(Items from a data source)
──────────

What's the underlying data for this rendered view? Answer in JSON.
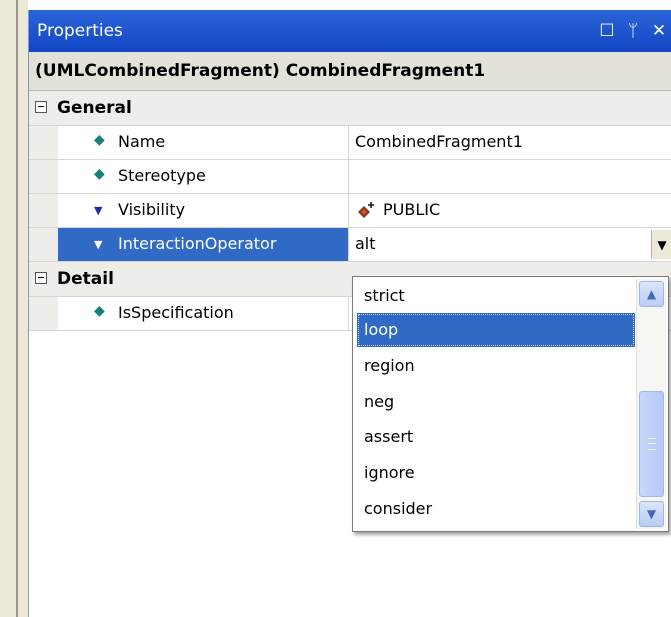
{
  "window": {
    "title": "Properties"
  },
  "title_icons": [
    "restore-icon",
    "pin-icon",
    "close-icon"
  ],
  "selected_object": "(UMLCombinedFragment) CombinedFragment1",
  "categories": [
    {
      "label": "General",
      "properties": [
        {
          "name": "Name",
          "value": "CombinedFragment1"
        },
        {
          "name": "Stereotype",
          "value": ""
        },
        {
          "name": "Visibility",
          "value": "PUBLIC"
        },
        {
          "name": "InteractionOperator",
          "value": "alt"
        }
      ]
    },
    {
      "label": "Detail",
      "properties": [
        {
          "name": "IsSpecification",
          "value": ""
        }
      ]
    }
  ],
  "dropdown": {
    "options": [
      "strict",
      "loop",
      "region",
      "neg",
      "assert",
      "ignore",
      "consider"
    ],
    "highlighted": "loop"
  },
  "colors": {
    "titlebar": "#1a52cf",
    "selection": "#316ac5",
    "diamond_icon": "#1a7f7a"
  }
}
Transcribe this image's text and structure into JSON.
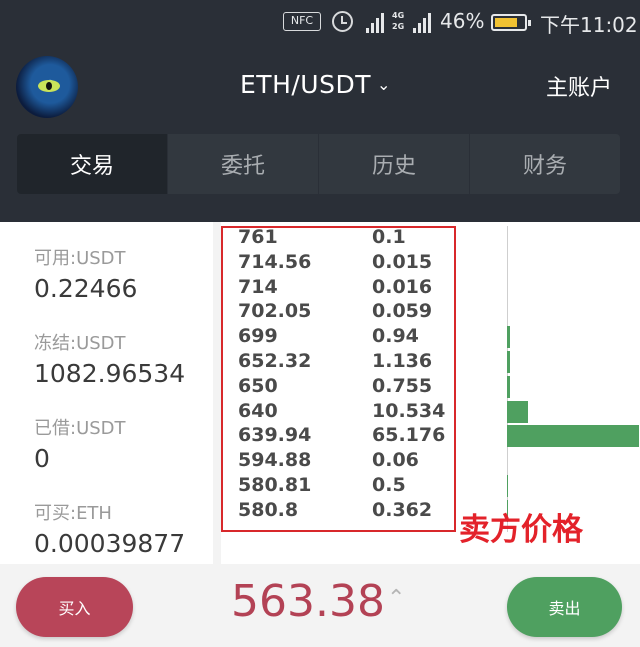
{
  "status_bar": {
    "nfc": "NFC",
    "network": "4G\n2G",
    "battery_pct": "46%",
    "battery_level": 0.46,
    "time": "下午11:02"
  },
  "header": {
    "pair": "ETH/USDT",
    "account": "主账户"
  },
  "tabs": [
    {
      "label": "交易",
      "active": true
    },
    {
      "label": "委托",
      "active": false
    },
    {
      "label": "历史",
      "active": false
    },
    {
      "label": "财务",
      "active": false
    }
  ],
  "balances": [
    {
      "label": "可用:USDT",
      "value": "0.22466"
    },
    {
      "label": "冻结:USDT",
      "value": "1082.96534"
    },
    {
      "label": "已借:USDT",
      "value": "0"
    },
    {
      "label": "可买:ETH",
      "value": "0.00039877"
    }
  ],
  "orderbook": {
    "rows": [
      {
        "price": "761",
        "amount": "0.1"
      },
      {
        "price": "714.56",
        "amount": "0.015"
      },
      {
        "price": "714",
        "amount": "0.016"
      },
      {
        "price": "702.05",
        "amount": "0.059"
      },
      {
        "price": "699",
        "amount": "0.94"
      },
      {
        "price": "652.32",
        "amount": "1.136"
      },
      {
        "price": "650",
        "amount": "0.755"
      },
      {
        "price": "640",
        "amount": "10.534"
      },
      {
        "price": "639.94",
        "amount": "65.176"
      },
      {
        "price": "594.88",
        "amount": "0.06"
      },
      {
        "price": "580.81",
        "amount": "0.5"
      },
      {
        "price": "580.8",
        "amount": "0.362"
      }
    ],
    "annotation": "卖方价格",
    "max_amount": 65.176
  },
  "bottom": {
    "buy_label": "买入",
    "sell_label": "卖出",
    "last_price": "563.38"
  },
  "colors": {
    "dark_bg": "#2a2f37",
    "buy": "#b84559",
    "sell": "#4fa060",
    "price_red": "#b34255",
    "annotation_red": "#e3222a"
  }
}
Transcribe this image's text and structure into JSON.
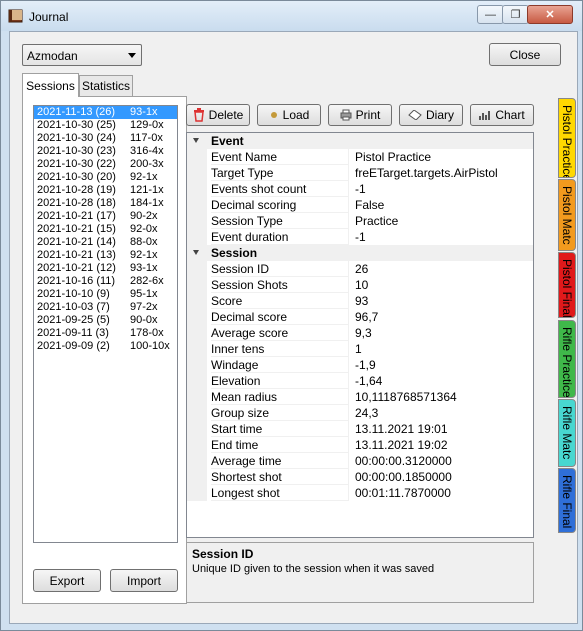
{
  "window": {
    "title": "Journal"
  },
  "header": {
    "player_select": "Azmodan",
    "close_label": "Close"
  },
  "tabs": [
    {
      "label": "Sessions",
      "active": true
    },
    {
      "label": "Statistics",
      "active": false
    }
  ],
  "sessions": [
    {
      "date": "2021-11-13 (26)",
      "score": "93-1x",
      "selected": true
    },
    {
      "date": "2021-10-30 (25)",
      "score": "129-0x"
    },
    {
      "date": "2021-10-30 (24)",
      "score": "117-0x"
    },
    {
      "date": "2021-10-30 (23)",
      "score": "316-4x"
    },
    {
      "date": "2021-10-30 (22)",
      "score": "200-3x"
    },
    {
      "date": "2021-10-30 (20)",
      "score": "92-1x"
    },
    {
      "date": "2021-10-28 (19)",
      "score": "121-1x"
    },
    {
      "date": "2021-10-28 (18)",
      "score": "184-1x"
    },
    {
      "date": "2021-10-21 (17)",
      "score": "90-2x"
    },
    {
      "date": "2021-10-21 (15)",
      "score": "92-0x"
    },
    {
      "date": "2021-10-21 (14)",
      "score": "88-0x"
    },
    {
      "date": "2021-10-21 (13)",
      "score": "92-1x"
    },
    {
      "date": "2021-10-21 (12)",
      "score": "93-1x"
    },
    {
      "date": "2021-10-16 (11)",
      "score": "282-6x"
    },
    {
      "date": "2021-10-10 (9)",
      "score": "95-1x"
    },
    {
      "date": "2021-10-03 (7)",
      "score": "97-2x"
    },
    {
      "date": "2021-09-25 (5)",
      "score": "90-0x"
    },
    {
      "date": "2021-09-11 (3)",
      "score": "178-0x"
    },
    {
      "date": "2021-09-09 (2)",
      "score": "100-10x"
    }
  ],
  "list_buttons": {
    "export": "Export",
    "import": "Import"
  },
  "toolbar": {
    "delete": "Delete",
    "load": "Load",
    "print": "Print",
    "diary": "Diary",
    "chart": "Chart"
  },
  "properties": {
    "event": {
      "title": "Event",
      "rows": [
        {
          "k": "Event Name",
          "v": "Pistol Practice"
        },
        {
          "k": "Target Type",
          "v": "freETarget.targets.AirPistol"
        },
        {
          "k": "Events shot count",
          "v": "-1"
        },
        {
          "k": "Decimal scoring",
          "v": "False"
        },
        {
          "k": "Session Type",
          "v": "Practice"
        },
        {
          "k": "Event duration",
          "v": "-1"
        }
      ]
    },
    "session": {
      "title": "Session",
      "rows": [
        {
          "k": "Session ID",
          "v": "26"
        },
        {
          "k": "Session Shots",
          "v": "10"
        },
        {
          "k": "Score",
          "v": "93"
        },
        {
          "k": "Decimal score",
          "v": "96,7"
        },
        {
          "k": "Average score",
          "v": "9,3"
        },
        {
          "k": "Inner tens",
          "v": "1"
        },
        {
          "k": "Windage",
          "v": "-1,9"
        },
        {
          "k": "Elevation",
          "v": "-1,64"
        },
        {
          "k": "Mean radius",
          "v": "10,1118768571364"
        },
        {
          "k": "Group size",
          "v": "24,3"
        },
        {
          "k": "Start time",
          "v": "13.11.2021 19:01"
        },
        {
          "k": "End time",
          "v": "13.11.2021 19:02"
        },
        {
          "k": "Average time",
          "v": "00:00:00.3120000"
        },
        {
          "k": "Shortest shot",
          "v": "00:00:00.1850000"
        },
        {
          "k": "Longest shot",
          "v": "00:01:11.7870000"
        }
      ]
    }
  },
  "help": {
    "title": "Session ID",
    "text": "Unique ID given to the session when it was saved"
  },
  "side_tabs": [
    {
      "label": "Pistol Practice",
      "color": "#ffd800"
    },
    {
      "label": "Pistol Matc",
      "color": "#f29a1e"
    },
    {
      "label": "Pistol Final",
      "color": "#e0191b"
    },
    {
      "label": "Rifle Practice",
      "color": "#3fb84a"
    },
    {
      "label": "Rifle Matc",
      "color": "#48d7d0"
    },
    {
      "label": "Rifle Final",
      "color": "#2f6fd8"
    }
  ]
}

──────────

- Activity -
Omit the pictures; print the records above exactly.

- Completed task -
What's the underlying data for this rendered view? Answer in JSON.
{
  "window": {
    "title": "Properties"
  },
  "title_icons": [
    "restore-icon",
    "pin-icon",
    "close-icon"
  ],
  "selected_object": "(UMLCombinedFragment) CombinedFragment1",
  "categories": [
    {
      "label": "General",
      "properties": [
        {
          "name": "Name",
          "value": "CombinedFragment1"
        },
        {
          "name": "Stereotype",
          "value": ""
        },
        {
          "name": "Visibility",
          "value": "PUBLIC"
        },
        {
          "name": "InteractionOperator",
          "value": "alt"
        }
      ]
    },
    {
      "label": "Detail",
      "properties": [
        {
          "name": "IsSpecification",
          "value": ""
        }
      ]
    }
  ],
  "dropdown": {
    "options": [
      "strict",
      "loop",
      "region",
      "neg",
      "assert",
      "ignore",
      "consider"
    ],
    "highlighted": "loop"
  },
  "colors": {
    "titlebar": "#1a52cf",
    "selection": "#316ac5",
    "diamond_icon": "#1a7f7a"
  }
}
Transcribe this image's text and structure into JSON.
{
  "status_bar": {
    "nfc": "NFC",
    "network": "4G\n2G",
    "battery_pct": "46%",
    "battery_level": 0.46,
    "time": "下午11:02"
  },
  "header": {
    "pair": "ETH/USDT",
    "account": "主账户"
  },
  "tabs": [
    {
      "label": "交易",
      "active": true
    },
    {
      "label": "委托",
      "active": false
    },
    {
      "label": "历史",
      "active": false
    },
    {
      "label": "财务",
      "active": false
    }
  ],
  "balances": [
    {
      "label": "可用:USDT",
      "value": "0.22466"
    },
    {
      "label": "冻结:USDT",
      "value": "1082.96534"
    },
    {
      "label": "已借:USDT",
      "value": "0"
    },
    {
      "label": "可买:ETH",
      "value": "0.00039877"
    }
  ],
  "orderbook": {
    "rows": [
      {
        "price": "761",
        "amount": "0.1"
      },
      {
        "price": "714.56",
        "amount": "0.015"
      },
      {
        "price": "714",
        "amount": "0.016"
      },
      {
        "price": "702.05",
        "amount": "0.059"
      },
      {
        "price": "699",
        "amount": "0.94"
      },
      {
        "price": "652.32",
        "amount": "1.136"
      },
      {
        "price": "650",
        "amount": "0.755"
      },
      {
        "price": "640",
        "amount": "10.534"
      },
      {
        "price": "639.94",
        "amount": "65.176"
      },
      {
        "price": "594.88",
        "amount": "0.06"
      },
      {
        "price": "580.81",
        "amount": "0.5"
      },
      {
        "price": "580.8",
        "amount": "0.362"
      }
    ],
    "annotation": "卖方价格",
    "max_amount": 65.176
  },
  "bottom": {
    "buy_label": "买入",
    "sell_label": "卖出",
    "last_price": "563.38"
  },
  "colors": {
    "dark_bg": "#2a2f37",
    "buy": "#b84559",
    "sell": "#4fa060",
    "price_red": "#b34255",
    "annotation_red": "#e3222a"
  }
}
Transcribe this image's text and structure into JSON.
{
  "window": {
    "title": "Journal"
  },
  "header": {
    "player_select": "Azmodan",
    "close_label": "Close"
  },
  "tabs": [
    {
      "label": "Sessions",
      "active": true
    },
    {
      "label": "Statistics",
      "active": false
    }
  ],
  "sessions": [
    {
      "date": "2021-11-13 (26)",
      "score": "93-1x",
      "selected": true
    },
    {
      "date": "2021-10-30 (25)",
      "score": "129-0x"
    },
    {
      "date": "2021-10-30 (24)",
      "score": "117-0x"
    },
    {
      "date": "2021-10-30 (23)",
      "score": "316-4x"
    },
    {
      "date": "2021-10-30 (22)",
      "score": "200-3x"
    },
    {
      "date": "2021-10-30 (20)",
      "score": "92-1x"
    },
    {
      "date": "2021-10-28 (19)",
      "score": "121-1x"
    },
    {
      "date": "2021-10-28 (18)",
      "score": "184-1x"
    },
    {
      "date": "2021-10-21 (17)",
      "score": "90-2x"
    },
    {
      "date": "2021-10-21 (15)",
      "score": "92-0x"
    },
    {
      "date": "2021-10-21 (14)",
      "score": "88-0x"
    },
    {
      "date": "2021-10-21 (13)",
      "score": "92-1x"
    },
    {
      "date": "2021-10-21 (12)",
      "score": "93-1x"
    },
    {
      "date": "2021-10-16 (11)",
      "score": "282-6x"
    },
    {
      "date": "2021-10-10 (9)",
      "score": "95-1x"
    },
    {
      "date": "2021-10-03 (7)",
      "score": "97-2x"
    },
    {
      "date": "2021-09-25 (5)",
      "score": "90-0x"
    },
    {
      "date": "2021-09-11 (3)",
      "score": "178-0x"
    },
    {
      "date": "2021-09-09 (2)",
      "score": "100-10x"
    }
  ],
  "list_buttons": {
    "export": "Export",
    "import": "Import"
  },
  "toolbar": {
    "delete": "Delete",
    "load": "Load",
    "print": "Print",
    "diary": "Diary",
    "chart": "Chart"
  },
  "properties": {
    "event": {
      "title": "Event",
      "rows": [
        {
          "k": "Event Name",
          "v": "Pistol Practice"
        },
        {
          "k": "Target Type",
          "v": "freETarget.targets.AirPistol"
        },
        {
          "k": "Events shot count",
          "v": "-1"
        },
        {
          "k": "Decimal scoring",
          "v": "False"
        },
        {
          "k": "Session Type",
          "v": "Practice"
        },
        {
          "k": "Event duration",
          "v": "-1"
        }
      ]
    },
    "session": {
      "title": "Session",
      "rows": [
        {
          "k": "Session ID",
          "v": "26"
        },
        {
          "k": "Session Shots",
          "v": "10"
        },
        {
          "k": "Score",
          "v": "93"
        },
        {
          "k": "Decimal score",
          "v": "96,7"
        },
        {
          "k": "Average score",
          "v": "9,3"
        },
        {
          "k": "Inner tens",
          "v": "1"
        },
        {
          "k": "Windage",
          "v": "-1,9"
        },
        {
          "k": "Elevation",
          "v": "-1,64"
        },
        {
          "k": "Mean radius",
          "v": "10,1118768571364"
        },
        {
          "k": "Group size",
          "v": "24,3"
        },
        {
          "k": "Start time",
          "v": "13.11.2021 19:01"
        },
        {
          "k": "End time",
          "v": "13.11.2021 19:02"
        },
        {
          "k": "Average time",
          "v": "00:00:00.3120000"
        },
        {
          "k": "Shortest shot",
          "v": "00:00:00.1850000"
        },
        {
          "k": "Longest shot",
          "v": "00:01:11.7870000"
        }
      ]
    }
  },
  "help": {
    "title": "Session ID",
    "text": "Unique ID given to the session when it was saved"
  },
  "side_tabs": [
    {
      "label": "Pistol Practice",
      "color": "#ffd800"
    },
    {
      "label": "Pistol Matc",
      "color": "#f29a1e"
    },
    {
      "label": "Pistol Final",
      "color": "#e0191b"
    },
    {
      "label": "Rifle Practice",
      "color": "#3fb84a"
    },
    {
      "label": "Rifle Matc",
      "color": "#48d7d0"
    },
    {
      "label": "Rifle Final",
      "color": "#2f6fd8"
    }
  ]
}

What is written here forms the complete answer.